Technically, no. The Code’s intent and principles apply to all affected tenants and landlords, regardless of whether they qualify for the Job-keeper program. However, the mandatory aspects of the Code are dependent on an organisation being eligible and qualifying for the Job-keeper program. Because of this, some landlords are refusing to participate (or are slow to enter) in good faith negotiations with tenants that do not qualify as ‘eligible’ for the mandatory aspects of the Code.
The coronavirus pandemic impact is unprecedented in depth and breadth across the Australian economy, including the property market and other national and global sectors.
The National Commercial Leasing Code of Conduct (read it here) and the related messaging from Government emphasize the goal of business continuity, and the related need for acceptance of fairly-shared burdens between tenants and landlords, evidenced by good faith negotiations and resultant lease arrangements.

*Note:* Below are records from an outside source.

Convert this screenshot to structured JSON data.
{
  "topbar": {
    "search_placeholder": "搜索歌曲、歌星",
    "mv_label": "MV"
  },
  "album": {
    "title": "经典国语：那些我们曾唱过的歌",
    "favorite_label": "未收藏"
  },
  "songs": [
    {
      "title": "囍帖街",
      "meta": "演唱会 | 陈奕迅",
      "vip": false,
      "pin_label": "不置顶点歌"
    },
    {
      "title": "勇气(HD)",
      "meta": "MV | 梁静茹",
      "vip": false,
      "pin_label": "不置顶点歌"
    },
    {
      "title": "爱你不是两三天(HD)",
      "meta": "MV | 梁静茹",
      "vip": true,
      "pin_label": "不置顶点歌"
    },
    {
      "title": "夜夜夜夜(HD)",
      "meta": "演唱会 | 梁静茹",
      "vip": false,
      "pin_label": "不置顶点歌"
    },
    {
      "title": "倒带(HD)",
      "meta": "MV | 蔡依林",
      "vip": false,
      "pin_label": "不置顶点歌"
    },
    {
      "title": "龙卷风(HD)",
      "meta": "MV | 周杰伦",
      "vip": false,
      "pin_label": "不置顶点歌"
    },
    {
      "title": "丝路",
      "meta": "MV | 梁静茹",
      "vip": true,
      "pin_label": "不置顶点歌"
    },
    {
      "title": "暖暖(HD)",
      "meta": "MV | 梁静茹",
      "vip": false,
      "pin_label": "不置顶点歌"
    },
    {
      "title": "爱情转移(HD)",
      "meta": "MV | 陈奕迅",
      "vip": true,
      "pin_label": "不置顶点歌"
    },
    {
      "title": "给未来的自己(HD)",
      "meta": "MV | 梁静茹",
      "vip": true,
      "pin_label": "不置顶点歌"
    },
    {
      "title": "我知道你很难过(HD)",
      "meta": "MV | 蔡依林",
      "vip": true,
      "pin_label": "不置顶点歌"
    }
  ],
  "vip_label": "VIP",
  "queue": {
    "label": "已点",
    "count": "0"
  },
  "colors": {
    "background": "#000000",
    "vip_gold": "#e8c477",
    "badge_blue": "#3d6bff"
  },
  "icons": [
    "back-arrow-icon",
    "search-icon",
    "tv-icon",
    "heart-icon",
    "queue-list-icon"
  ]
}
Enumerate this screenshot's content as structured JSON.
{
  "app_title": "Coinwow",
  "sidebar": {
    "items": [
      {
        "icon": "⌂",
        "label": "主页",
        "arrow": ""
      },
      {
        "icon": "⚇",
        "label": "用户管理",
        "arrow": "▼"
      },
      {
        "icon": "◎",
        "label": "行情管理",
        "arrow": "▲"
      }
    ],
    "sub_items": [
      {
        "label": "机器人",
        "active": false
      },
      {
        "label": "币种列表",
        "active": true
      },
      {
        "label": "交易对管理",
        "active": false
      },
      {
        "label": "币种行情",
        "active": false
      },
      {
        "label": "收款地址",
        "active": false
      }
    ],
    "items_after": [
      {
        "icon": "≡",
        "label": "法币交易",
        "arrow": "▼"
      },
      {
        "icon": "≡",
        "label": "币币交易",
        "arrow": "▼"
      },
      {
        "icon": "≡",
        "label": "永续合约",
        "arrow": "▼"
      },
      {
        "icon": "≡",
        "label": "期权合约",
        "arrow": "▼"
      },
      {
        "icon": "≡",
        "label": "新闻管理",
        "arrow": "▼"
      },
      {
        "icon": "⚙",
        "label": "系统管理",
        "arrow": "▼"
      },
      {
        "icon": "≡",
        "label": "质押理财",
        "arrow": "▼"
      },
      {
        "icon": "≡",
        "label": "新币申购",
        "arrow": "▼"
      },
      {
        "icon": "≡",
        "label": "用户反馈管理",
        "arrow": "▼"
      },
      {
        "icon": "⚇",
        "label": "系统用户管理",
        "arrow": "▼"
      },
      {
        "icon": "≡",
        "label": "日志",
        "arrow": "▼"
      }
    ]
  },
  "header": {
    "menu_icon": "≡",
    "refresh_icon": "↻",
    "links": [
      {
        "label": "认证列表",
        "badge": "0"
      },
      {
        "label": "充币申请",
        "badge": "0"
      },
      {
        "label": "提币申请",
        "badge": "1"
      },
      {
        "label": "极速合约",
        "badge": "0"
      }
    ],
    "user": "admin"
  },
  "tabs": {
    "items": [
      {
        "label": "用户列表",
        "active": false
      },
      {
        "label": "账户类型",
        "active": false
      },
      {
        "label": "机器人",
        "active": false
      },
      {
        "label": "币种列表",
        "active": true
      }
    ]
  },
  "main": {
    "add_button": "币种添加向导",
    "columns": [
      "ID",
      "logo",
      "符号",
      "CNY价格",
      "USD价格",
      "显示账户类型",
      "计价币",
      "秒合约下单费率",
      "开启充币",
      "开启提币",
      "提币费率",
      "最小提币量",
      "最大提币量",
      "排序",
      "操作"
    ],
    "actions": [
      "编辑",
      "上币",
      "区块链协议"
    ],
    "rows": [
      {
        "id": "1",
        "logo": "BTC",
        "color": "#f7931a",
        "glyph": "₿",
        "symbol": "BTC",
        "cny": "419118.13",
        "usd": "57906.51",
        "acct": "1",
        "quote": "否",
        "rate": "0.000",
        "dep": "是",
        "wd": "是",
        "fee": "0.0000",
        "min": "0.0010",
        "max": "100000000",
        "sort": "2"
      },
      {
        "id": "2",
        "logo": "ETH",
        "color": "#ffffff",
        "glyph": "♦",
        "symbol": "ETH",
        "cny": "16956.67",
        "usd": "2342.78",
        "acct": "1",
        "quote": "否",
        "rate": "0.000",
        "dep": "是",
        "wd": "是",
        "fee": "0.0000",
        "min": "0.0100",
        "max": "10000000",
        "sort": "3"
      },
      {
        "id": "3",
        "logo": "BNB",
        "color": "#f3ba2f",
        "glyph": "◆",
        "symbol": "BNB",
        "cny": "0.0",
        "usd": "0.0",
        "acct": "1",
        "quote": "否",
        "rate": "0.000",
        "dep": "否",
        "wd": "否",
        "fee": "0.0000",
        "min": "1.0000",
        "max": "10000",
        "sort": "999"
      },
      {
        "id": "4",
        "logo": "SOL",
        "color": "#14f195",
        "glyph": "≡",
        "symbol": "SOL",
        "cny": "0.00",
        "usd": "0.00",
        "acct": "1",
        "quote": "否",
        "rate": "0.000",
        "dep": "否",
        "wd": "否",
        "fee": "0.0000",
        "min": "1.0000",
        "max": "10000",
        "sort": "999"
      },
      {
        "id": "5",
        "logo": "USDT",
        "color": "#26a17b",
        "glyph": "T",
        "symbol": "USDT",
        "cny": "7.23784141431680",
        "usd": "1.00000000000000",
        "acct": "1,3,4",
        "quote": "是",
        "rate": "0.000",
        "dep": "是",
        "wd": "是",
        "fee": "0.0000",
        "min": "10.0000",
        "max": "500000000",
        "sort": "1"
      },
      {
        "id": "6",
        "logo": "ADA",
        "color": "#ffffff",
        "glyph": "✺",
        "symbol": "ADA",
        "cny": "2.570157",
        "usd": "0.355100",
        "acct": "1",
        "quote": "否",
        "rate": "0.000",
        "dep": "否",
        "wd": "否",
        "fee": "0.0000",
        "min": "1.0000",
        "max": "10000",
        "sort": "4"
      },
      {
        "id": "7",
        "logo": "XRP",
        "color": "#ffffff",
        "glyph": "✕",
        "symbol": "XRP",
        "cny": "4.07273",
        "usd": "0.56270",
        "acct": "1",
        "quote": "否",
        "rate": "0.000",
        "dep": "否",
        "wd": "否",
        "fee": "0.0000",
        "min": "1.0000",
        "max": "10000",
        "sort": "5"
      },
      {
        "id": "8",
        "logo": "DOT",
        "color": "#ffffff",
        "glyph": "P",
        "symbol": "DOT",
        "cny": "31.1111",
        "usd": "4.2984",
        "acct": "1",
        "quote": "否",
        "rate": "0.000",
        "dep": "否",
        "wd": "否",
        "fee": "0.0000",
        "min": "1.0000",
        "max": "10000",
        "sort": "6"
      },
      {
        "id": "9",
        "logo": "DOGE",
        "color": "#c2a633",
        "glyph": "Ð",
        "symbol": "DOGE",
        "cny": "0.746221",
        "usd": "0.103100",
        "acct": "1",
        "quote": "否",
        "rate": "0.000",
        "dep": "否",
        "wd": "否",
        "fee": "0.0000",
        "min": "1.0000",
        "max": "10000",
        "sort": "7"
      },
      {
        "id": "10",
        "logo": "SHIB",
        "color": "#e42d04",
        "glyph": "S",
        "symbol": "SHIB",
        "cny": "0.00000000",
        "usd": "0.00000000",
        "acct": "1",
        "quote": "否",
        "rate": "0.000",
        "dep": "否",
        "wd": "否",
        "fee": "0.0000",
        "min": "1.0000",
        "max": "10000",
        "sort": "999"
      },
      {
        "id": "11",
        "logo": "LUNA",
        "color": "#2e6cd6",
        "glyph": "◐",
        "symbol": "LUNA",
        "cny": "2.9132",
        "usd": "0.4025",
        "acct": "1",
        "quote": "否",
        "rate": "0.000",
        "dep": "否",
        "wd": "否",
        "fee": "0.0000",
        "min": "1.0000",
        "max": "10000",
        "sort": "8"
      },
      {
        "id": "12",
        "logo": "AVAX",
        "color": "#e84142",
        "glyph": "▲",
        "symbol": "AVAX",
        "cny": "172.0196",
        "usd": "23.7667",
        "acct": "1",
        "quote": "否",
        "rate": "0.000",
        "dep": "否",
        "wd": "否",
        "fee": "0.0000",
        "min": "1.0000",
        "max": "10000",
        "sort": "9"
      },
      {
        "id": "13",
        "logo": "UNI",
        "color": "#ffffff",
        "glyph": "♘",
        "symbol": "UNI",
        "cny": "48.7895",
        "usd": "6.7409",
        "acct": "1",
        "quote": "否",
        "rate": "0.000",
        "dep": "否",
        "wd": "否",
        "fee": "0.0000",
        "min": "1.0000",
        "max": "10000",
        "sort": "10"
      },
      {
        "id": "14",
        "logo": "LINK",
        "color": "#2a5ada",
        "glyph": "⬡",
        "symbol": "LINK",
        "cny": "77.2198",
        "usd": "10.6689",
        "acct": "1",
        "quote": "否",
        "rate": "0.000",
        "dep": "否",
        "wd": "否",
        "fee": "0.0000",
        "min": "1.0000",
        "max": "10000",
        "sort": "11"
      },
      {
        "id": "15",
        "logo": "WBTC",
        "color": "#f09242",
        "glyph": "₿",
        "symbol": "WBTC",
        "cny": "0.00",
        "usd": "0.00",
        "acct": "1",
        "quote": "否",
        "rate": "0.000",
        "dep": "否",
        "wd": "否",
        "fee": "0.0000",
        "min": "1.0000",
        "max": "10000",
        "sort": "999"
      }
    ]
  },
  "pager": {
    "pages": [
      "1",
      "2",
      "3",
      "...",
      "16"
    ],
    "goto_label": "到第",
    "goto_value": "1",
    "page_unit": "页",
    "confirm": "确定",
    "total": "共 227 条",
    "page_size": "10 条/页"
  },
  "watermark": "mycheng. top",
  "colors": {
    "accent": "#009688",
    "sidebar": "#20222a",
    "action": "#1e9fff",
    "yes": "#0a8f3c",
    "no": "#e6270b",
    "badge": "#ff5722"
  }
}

Tenants negatively impacted by the pandemic should pursue good faith negotiations framed by the Code’s intent and principles, regardless of eligibility to the mandatory aspects - Tenant Leasing Group can help with this. We advise and provide support in order to present evidence substantiating COVID-19's current and future impact on tenant revenue, utilization of the leased asset, and operating cost. It's this kind of representation that facilitates good faith negotiations and is part of securing favourable lease arrangements. Get in touch to see how we can help in this pressing time.